Pro-Palestinian activists have had events cancelled and faced other restrictions during Israeli Apartheid Week.
A group of students in the UK have launched a hunger strike in solidarity with Palestinian prisoners in Israeli jails.
Activists at the University of Manchester said the strike, which began on Thursday, would last for at least one week.
More than 1,500 Palestinian political prisoners, led by senior Fatah figure Marwan Barghouti, are refusing food to raise awareness of alleged abuses by Israeli authorities.
Talking to Al Jazeera on Saturday, Mohammed Ezzeldin, one of the five UK students on hunger strike, explained his reasons for participating.
“Political prisoners in Palestine are being held for up to six months without charge or fair trial,” he said.
“They are facing abhorrent conditions in jail, with no access to medical treatment or visitation rights.”
While the main target of the protest is the Israeli government, it comes amid deteriorating relations between pro-Palestinian activists and the University of Manchester.
Ezzeldin said he hoped the hunger strike would also pressure the university into dropping disciplinary action against two students involved in an anti-Israel protest in March.
“While we’ve gone on hunger strike purely in solidarity with the Palestinian political prisoners, we hope it increases pressure on the university to comply with our demands.
“Those are to drop all charges from the disciplinary hearing of the two BDS [Boycott, Divestment, and Sanctions] campaign activists.”
The pair are accused by the university of trespassing and damage to property after unfurling a banner expressing support for the BDS movement.
Palestinian activists accuse the university of censoring criticism of Israel and are demanding that it drop the case.
On the hunger strikers and their demands, a university spokesman said: “We became aware of this situation through social media, but not any direct contact with this group in relation to this particular protest.
“We are aware of their [the activists’] demands, and will respond in line with our obligations.”
Previous allegations of censorship levelled against the university include the charge that it vetoed speakers due to speak at events organised by BDS activists, and cancelled events.
The university rejects the accusation of censorship and said the events were cancelled because it was informed of them at short notice.
Another demand centres on the university’s ties to engineering firm Caterpillar, which makes bulldozers used by the Israelis to destroy homes of Palestinians in the occupied West Bank and East Jerusalem.

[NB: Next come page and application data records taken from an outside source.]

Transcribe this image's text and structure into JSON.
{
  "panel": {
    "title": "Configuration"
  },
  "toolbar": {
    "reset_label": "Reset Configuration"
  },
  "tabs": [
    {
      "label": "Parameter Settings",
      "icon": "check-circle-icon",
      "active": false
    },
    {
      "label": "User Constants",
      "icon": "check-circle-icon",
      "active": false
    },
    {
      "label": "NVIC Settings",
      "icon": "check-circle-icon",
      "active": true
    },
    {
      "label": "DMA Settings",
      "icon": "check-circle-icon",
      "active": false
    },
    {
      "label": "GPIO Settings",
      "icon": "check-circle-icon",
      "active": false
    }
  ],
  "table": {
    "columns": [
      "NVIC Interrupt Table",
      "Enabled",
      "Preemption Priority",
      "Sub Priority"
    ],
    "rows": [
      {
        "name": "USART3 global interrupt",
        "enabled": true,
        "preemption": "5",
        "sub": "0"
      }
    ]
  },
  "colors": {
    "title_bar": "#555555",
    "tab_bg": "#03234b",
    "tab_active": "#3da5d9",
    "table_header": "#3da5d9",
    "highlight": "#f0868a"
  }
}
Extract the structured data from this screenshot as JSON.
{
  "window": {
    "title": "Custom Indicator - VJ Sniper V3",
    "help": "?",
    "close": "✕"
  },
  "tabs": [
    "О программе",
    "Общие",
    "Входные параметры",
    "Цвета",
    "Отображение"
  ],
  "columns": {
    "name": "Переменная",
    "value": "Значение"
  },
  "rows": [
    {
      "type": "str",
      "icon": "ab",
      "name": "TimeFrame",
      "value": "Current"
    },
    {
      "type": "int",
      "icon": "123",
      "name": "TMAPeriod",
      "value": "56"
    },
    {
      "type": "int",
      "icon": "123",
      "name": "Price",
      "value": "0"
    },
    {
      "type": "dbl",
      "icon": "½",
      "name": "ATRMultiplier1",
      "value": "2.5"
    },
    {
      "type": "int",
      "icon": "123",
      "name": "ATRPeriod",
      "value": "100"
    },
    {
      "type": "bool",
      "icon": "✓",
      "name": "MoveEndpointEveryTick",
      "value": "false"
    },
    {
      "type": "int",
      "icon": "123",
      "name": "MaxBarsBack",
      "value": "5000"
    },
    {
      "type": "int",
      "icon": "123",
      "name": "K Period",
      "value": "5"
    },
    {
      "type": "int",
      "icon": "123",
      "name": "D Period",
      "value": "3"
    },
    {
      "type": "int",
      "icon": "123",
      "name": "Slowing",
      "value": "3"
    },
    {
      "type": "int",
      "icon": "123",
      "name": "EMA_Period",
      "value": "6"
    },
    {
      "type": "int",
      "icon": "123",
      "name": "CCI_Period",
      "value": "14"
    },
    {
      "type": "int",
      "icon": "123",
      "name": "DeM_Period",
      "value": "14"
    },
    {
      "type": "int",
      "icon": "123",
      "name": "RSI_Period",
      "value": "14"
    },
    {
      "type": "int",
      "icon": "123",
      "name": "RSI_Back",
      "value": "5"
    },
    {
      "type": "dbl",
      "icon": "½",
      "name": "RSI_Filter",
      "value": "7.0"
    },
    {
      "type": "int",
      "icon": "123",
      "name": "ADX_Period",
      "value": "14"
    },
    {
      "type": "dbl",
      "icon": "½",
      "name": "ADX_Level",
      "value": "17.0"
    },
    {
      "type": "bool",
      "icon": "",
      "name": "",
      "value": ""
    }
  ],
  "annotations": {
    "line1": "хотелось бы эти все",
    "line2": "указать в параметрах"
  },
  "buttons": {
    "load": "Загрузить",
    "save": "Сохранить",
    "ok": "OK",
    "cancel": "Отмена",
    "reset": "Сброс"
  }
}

Students at the university have the backing of dozens of academics in Manchester, including the president of the local chapter of the university and college union, Adel Nasser.
Speaking to Al Jazeera, he praised the actions of the students as “courageous” and criticised the university for using “intimidation” tactics against the students being disciplined for the March protest.
“I think they [students] are doing it with the best intentions, but their success will depend on how much they can shame the university into dropping their stance,” Nasser said.
The university is not alone in having a tense relationship with pro-Palestinian activists.
The University of Central Lancashire, the School of African and Oriental Studies (SOAS), De Montfort University, and others are also accused of censoring critics of Israel.
On Thursday, hundreds of students at SOAS protested against a visit by the Israeli ambassador to the UK, Mark Regev.